    • That the lighter "complies with the Consumer Product Safety Standard for Cigarette Lighters (16 CFR §1210)"
    • The name and address of the manufacturer or importer issuing the certificate or the private labeler, and
    • The date(s) of manufacture.

Slide 36 & 37 - Certification Requirements
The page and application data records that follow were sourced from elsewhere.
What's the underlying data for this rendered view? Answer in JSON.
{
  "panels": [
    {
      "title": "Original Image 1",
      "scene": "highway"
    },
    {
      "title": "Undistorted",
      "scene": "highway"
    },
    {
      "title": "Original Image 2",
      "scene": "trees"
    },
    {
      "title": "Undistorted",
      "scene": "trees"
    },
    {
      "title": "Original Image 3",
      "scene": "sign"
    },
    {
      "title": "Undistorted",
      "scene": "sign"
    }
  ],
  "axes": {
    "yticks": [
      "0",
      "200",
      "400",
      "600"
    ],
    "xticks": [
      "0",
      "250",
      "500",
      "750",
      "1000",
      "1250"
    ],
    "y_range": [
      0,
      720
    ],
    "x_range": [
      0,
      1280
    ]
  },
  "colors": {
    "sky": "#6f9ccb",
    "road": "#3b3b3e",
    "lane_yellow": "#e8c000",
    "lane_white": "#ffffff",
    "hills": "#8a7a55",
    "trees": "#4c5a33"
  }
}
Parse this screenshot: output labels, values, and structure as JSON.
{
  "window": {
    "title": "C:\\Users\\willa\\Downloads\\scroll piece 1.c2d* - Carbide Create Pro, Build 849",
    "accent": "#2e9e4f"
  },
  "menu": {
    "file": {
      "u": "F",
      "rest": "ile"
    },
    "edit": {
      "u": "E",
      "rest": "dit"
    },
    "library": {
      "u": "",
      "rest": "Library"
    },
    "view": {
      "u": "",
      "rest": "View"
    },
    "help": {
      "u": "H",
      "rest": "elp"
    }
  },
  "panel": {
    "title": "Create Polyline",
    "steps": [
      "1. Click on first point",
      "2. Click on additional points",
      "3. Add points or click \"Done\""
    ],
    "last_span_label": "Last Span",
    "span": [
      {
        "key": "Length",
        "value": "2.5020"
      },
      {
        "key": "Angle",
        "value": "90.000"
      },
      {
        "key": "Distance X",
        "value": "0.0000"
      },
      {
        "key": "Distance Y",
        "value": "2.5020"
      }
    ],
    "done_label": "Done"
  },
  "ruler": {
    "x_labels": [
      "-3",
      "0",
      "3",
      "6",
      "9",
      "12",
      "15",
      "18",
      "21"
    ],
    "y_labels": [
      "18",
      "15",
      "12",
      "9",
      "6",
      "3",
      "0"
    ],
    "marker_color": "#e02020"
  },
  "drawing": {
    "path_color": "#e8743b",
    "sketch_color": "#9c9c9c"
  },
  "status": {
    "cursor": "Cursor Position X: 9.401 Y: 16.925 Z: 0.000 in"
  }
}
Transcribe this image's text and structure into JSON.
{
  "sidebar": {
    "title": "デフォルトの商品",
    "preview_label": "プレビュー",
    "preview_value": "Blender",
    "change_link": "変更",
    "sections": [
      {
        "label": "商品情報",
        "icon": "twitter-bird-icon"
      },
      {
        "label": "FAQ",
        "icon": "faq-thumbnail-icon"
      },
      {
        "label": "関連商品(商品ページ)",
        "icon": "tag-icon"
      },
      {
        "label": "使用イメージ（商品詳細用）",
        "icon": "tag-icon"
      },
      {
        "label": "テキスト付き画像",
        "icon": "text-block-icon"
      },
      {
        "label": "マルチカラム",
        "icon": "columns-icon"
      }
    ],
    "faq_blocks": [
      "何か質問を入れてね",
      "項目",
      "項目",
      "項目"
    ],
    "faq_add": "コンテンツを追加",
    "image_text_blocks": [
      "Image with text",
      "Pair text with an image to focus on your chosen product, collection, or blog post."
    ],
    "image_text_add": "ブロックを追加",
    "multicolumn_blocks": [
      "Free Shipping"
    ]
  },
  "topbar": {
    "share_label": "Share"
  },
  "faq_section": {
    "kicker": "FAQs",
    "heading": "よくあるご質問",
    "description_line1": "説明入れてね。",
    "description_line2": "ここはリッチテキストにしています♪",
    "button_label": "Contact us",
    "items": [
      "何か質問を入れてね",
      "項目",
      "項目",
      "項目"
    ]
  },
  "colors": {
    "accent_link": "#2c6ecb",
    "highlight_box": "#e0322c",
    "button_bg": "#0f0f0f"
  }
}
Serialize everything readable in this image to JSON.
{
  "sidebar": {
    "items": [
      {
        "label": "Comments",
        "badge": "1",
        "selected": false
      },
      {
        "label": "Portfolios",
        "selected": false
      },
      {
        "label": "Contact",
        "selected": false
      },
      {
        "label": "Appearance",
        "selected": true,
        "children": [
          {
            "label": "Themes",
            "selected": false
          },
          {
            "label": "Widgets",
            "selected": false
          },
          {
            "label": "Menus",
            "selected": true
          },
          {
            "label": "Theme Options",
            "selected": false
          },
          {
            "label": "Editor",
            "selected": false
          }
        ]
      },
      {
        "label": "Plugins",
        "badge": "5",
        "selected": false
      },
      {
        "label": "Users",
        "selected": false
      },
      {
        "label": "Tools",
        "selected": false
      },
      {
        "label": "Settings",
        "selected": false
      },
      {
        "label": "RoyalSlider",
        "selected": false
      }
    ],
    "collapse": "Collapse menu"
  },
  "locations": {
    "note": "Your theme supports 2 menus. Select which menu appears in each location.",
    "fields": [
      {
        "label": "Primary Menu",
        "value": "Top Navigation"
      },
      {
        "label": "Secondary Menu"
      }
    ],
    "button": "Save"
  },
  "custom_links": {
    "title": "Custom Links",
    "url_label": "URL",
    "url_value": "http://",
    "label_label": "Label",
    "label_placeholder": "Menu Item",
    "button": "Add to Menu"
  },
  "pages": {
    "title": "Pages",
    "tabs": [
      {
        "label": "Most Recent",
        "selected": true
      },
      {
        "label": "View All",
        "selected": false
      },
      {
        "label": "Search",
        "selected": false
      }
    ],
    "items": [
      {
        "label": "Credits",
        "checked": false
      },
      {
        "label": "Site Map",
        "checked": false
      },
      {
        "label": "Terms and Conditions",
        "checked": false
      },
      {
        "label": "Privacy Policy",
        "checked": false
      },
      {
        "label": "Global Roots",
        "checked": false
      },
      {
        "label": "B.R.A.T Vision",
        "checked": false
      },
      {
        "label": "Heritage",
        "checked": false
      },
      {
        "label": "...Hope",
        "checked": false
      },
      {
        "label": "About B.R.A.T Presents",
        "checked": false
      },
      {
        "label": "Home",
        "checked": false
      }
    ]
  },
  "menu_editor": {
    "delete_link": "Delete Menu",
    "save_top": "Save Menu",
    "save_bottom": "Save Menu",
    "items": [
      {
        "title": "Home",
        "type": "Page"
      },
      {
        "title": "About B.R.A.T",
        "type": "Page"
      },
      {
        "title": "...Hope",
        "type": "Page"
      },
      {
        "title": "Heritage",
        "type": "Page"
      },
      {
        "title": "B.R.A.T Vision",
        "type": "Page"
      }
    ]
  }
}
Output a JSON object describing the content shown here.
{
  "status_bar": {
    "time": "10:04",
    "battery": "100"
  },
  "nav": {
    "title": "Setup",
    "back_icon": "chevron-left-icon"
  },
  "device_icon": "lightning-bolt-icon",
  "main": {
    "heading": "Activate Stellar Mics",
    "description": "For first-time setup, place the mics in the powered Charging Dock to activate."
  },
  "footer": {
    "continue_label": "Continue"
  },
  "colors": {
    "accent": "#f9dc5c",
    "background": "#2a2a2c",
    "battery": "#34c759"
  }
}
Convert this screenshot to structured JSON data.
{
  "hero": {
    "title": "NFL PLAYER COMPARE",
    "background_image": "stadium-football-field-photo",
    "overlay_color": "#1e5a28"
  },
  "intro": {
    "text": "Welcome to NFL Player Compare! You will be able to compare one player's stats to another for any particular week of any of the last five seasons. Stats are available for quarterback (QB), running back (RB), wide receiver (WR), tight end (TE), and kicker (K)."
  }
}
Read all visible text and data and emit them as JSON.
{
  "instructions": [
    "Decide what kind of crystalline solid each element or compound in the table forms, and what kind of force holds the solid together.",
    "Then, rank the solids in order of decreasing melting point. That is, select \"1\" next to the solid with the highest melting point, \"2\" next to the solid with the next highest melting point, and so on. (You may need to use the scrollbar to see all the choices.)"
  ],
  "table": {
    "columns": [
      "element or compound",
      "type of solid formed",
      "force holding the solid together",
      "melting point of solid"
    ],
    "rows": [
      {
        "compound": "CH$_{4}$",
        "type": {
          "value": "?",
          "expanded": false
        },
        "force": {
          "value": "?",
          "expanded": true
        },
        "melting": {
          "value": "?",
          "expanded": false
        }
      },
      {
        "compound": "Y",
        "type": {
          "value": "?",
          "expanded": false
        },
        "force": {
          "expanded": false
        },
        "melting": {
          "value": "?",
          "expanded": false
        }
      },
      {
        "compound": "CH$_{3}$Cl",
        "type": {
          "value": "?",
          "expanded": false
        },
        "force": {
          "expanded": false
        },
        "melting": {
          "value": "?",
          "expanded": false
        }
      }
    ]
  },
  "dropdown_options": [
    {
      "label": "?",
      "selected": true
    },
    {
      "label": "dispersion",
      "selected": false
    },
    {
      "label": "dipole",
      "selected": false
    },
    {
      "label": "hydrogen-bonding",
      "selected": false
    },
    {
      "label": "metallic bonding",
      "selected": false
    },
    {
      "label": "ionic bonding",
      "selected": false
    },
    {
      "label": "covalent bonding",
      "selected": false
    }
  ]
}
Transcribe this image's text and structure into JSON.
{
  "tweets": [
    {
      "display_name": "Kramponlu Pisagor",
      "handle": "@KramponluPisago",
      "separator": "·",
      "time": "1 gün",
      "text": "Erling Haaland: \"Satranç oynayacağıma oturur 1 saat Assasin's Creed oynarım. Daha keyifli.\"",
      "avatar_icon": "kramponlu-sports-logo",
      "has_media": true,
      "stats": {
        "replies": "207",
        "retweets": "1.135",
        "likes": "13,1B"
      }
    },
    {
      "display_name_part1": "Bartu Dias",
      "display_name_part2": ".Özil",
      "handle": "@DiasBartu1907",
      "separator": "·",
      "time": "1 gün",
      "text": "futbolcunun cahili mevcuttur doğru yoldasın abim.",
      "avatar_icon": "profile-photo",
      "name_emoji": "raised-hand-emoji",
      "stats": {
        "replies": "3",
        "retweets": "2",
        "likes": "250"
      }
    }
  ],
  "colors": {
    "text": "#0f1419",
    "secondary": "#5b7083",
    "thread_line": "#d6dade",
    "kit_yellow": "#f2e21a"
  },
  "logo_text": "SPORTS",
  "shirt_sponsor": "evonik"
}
  • In addition, manufacturers or importers must also comply with the General Certification of Conformity (GCC) requirement as stipulated in the Consumer Product Safety Improvement Act of 2008 (‘‘CPSIA’’) (C.F.R. §1110.11).
  • The GCC certificate should:
  • Describe the product covered by this certification in enough detail to match the certificate to each product it covers and no other;
  • Identify separately each rule, ban, standard or regulation under the Acts administered by the Commission that is applicable to the product;
  • Provide the name, full mailing address, and telephone number of the importer or U.S. domestic manufacturer certifying the product;
  • Provide the name, full mailing address, e-mail address and telephone number of the person maintaining test records in support of the certification;
  • Provide the date(s) when the product was manufactured by at least month and year. For the place of manufacture provide at least the city and country or administrative region of the place where the product was finally manufactured or assembled. If the same manufacturer operates more than one location in the same city, provide the street address of the factory;
  • Give the date of the tests or test report(s) on which certification is being based and the location(s) of the testing; and
  • If a third-party laboratory tested the product or conducted a testing program on which the certification is based, give the name, full mailing address and telephone number of the laboratory;
  • Manufacturers and importers may combine the General Certification of Conformity certificate with the Certificate of Compliance of the Safety Standard for Cigarette Lighters.

Slide 38 - Sign-off